_Records for this task_
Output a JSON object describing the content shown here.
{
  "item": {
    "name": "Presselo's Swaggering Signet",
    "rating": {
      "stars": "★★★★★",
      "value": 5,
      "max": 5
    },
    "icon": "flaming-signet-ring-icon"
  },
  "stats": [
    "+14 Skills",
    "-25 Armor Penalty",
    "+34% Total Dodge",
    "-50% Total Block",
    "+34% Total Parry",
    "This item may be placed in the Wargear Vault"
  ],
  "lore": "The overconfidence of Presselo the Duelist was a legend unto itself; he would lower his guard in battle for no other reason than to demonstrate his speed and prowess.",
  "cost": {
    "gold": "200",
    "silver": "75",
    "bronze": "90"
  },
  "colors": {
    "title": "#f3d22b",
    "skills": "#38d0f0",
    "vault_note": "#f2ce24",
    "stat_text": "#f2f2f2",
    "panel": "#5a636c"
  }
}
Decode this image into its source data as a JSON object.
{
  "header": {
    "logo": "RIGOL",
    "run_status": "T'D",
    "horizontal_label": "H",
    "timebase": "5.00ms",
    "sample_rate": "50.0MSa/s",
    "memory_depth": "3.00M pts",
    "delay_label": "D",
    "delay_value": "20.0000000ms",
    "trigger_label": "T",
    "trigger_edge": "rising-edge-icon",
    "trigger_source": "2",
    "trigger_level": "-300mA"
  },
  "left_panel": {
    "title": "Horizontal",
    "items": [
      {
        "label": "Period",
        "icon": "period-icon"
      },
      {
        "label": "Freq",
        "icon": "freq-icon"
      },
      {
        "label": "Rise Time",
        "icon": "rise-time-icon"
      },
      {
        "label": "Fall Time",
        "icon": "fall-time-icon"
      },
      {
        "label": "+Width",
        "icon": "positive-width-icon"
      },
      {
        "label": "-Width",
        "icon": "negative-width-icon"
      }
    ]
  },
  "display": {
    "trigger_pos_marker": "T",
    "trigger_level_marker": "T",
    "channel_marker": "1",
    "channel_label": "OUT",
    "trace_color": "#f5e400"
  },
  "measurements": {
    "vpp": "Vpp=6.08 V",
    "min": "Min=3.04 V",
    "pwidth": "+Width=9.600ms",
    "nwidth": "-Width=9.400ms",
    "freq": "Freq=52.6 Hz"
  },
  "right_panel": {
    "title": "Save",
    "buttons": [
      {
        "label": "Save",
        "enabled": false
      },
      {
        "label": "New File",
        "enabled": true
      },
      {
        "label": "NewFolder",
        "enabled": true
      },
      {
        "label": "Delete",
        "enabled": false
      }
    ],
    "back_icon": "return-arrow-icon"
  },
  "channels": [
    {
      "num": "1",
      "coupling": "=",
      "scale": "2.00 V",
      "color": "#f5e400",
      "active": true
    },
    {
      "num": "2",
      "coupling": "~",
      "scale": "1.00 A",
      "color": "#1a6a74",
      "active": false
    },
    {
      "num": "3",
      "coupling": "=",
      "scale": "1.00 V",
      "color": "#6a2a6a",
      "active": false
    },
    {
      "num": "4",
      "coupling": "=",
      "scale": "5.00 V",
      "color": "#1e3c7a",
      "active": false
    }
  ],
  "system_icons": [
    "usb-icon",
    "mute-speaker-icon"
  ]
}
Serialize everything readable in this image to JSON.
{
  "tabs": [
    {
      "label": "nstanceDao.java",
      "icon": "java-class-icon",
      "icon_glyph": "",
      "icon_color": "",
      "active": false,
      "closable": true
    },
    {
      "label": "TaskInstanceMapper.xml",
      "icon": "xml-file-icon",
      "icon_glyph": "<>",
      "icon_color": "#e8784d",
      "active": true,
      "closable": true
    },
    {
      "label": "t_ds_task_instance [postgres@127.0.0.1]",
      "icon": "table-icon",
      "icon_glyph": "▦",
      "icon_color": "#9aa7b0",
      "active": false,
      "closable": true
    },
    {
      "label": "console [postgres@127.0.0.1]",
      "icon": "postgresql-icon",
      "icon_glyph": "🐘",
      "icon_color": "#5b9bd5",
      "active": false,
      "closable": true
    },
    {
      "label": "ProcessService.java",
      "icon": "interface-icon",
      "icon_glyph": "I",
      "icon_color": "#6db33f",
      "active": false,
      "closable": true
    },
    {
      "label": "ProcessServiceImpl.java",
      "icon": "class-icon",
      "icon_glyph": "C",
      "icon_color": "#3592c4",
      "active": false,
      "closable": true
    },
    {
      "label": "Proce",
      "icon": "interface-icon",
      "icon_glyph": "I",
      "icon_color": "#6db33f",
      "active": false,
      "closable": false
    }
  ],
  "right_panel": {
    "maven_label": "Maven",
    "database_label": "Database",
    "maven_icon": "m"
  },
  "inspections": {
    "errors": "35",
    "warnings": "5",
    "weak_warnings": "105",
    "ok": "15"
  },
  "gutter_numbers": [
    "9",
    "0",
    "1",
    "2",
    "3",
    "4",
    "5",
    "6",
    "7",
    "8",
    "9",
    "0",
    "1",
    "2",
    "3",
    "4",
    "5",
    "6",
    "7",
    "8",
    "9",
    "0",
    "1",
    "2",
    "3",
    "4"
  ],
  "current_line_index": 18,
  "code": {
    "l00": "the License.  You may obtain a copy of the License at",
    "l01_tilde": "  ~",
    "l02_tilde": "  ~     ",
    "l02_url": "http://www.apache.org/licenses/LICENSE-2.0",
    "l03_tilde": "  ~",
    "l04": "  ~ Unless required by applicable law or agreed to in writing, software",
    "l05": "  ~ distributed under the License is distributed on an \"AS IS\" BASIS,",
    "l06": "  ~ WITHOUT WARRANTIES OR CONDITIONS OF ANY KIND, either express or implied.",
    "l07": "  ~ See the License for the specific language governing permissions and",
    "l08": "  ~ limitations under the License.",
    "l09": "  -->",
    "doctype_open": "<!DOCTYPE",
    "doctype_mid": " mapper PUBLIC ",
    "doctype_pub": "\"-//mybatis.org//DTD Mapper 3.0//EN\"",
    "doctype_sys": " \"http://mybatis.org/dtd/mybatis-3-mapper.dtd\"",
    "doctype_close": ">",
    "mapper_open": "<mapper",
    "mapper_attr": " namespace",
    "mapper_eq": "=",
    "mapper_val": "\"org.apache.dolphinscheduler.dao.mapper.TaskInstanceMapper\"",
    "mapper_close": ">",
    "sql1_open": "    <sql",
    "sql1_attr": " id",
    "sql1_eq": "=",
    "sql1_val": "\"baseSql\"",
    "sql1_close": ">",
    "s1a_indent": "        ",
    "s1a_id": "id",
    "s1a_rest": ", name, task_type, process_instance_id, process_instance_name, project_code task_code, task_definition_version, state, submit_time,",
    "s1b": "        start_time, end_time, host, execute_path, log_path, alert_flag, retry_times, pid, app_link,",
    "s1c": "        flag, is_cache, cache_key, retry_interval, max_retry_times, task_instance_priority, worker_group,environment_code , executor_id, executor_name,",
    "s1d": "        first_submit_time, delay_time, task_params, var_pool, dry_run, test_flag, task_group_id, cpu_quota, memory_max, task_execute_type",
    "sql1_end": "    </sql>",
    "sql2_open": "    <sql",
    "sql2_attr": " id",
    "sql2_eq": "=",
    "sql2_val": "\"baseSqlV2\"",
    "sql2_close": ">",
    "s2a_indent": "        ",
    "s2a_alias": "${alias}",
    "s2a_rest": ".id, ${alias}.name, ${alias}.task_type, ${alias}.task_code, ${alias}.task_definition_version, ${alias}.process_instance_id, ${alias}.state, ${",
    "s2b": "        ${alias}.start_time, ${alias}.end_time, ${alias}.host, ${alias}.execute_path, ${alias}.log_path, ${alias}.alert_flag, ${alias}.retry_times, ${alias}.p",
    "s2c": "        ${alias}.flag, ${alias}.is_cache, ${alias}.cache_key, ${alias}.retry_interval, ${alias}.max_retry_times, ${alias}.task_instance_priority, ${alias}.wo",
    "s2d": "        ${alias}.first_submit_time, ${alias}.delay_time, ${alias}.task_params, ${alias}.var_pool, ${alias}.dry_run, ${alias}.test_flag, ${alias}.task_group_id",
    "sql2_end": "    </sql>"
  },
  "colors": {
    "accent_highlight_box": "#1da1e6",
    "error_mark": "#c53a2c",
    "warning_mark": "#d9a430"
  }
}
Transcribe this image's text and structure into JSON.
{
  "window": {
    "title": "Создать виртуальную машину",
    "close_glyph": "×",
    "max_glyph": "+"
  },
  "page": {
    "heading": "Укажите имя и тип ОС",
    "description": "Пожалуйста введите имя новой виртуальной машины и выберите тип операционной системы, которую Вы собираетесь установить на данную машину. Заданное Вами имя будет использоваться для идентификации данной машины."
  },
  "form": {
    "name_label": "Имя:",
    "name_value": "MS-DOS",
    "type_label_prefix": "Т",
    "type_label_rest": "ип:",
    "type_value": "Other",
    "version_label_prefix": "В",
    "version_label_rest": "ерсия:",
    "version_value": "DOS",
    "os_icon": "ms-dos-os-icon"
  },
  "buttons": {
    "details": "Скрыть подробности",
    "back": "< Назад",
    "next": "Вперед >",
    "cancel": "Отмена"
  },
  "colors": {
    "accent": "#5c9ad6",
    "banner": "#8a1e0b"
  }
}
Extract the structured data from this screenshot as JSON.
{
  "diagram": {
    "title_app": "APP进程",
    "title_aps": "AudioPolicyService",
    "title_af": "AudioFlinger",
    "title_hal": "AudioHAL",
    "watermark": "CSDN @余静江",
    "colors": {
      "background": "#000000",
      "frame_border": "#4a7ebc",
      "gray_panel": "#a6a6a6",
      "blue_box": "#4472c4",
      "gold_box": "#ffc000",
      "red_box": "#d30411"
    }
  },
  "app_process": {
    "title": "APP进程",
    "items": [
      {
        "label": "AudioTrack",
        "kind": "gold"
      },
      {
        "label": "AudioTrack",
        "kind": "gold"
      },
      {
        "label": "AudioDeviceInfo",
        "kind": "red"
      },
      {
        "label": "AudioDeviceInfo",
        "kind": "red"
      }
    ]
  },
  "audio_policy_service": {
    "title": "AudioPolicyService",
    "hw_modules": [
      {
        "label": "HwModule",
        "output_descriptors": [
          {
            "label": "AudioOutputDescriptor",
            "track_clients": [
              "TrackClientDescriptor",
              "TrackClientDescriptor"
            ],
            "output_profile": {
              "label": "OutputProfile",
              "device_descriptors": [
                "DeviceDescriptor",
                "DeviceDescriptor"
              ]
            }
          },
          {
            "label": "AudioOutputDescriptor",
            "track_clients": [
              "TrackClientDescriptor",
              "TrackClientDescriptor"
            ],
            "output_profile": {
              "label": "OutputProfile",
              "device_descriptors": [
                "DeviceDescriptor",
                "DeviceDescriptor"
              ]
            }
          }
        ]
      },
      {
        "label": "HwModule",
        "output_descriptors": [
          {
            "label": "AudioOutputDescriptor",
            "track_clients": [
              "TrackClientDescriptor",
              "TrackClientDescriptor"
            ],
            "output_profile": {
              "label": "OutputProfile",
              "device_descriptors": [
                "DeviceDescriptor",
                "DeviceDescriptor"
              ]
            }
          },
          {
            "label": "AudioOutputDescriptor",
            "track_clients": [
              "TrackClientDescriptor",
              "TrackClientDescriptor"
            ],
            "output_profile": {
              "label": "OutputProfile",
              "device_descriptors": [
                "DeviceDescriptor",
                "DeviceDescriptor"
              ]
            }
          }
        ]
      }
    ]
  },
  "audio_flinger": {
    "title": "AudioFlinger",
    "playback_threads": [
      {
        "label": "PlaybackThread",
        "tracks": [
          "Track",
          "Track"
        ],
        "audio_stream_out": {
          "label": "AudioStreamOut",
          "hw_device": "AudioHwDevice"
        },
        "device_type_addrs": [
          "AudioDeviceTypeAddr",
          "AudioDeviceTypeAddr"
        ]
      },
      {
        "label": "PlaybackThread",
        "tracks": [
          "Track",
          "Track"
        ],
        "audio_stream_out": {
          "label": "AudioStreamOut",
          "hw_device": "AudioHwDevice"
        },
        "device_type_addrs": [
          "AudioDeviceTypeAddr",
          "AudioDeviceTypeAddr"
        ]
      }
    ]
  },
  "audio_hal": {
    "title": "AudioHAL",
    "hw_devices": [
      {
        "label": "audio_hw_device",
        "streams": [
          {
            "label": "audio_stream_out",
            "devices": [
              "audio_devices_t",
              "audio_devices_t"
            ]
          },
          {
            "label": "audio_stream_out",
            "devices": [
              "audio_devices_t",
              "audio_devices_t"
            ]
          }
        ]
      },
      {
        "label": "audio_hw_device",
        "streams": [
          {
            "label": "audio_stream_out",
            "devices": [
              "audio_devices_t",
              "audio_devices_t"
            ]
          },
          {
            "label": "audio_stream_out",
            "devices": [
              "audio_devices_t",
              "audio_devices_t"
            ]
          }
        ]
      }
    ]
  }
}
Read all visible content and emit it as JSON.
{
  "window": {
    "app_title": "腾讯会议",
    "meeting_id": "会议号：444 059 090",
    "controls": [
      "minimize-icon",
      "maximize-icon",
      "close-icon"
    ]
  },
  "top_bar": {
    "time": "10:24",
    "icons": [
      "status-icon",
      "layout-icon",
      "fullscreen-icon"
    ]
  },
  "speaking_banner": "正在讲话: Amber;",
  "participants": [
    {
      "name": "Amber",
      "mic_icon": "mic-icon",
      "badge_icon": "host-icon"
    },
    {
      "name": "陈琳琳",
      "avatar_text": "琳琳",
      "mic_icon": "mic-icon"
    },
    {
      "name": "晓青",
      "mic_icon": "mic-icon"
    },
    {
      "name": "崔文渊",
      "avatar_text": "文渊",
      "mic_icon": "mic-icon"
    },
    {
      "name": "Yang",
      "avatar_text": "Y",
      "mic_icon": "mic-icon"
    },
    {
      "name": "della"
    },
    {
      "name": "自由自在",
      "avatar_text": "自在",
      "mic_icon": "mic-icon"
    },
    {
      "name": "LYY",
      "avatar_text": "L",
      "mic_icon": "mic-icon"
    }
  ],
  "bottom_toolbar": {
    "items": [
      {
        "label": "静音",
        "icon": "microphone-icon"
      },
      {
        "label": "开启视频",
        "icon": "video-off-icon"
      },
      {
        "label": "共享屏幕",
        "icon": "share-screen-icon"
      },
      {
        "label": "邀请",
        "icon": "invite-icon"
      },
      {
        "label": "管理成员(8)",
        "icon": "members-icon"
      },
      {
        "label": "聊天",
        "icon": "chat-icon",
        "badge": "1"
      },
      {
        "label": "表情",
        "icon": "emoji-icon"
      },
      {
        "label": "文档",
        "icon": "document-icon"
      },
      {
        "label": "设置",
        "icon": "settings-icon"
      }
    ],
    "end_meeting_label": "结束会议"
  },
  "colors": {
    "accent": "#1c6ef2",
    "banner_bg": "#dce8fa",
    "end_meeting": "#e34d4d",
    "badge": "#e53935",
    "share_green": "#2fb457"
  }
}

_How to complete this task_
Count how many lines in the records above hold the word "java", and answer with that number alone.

_Your solution_
4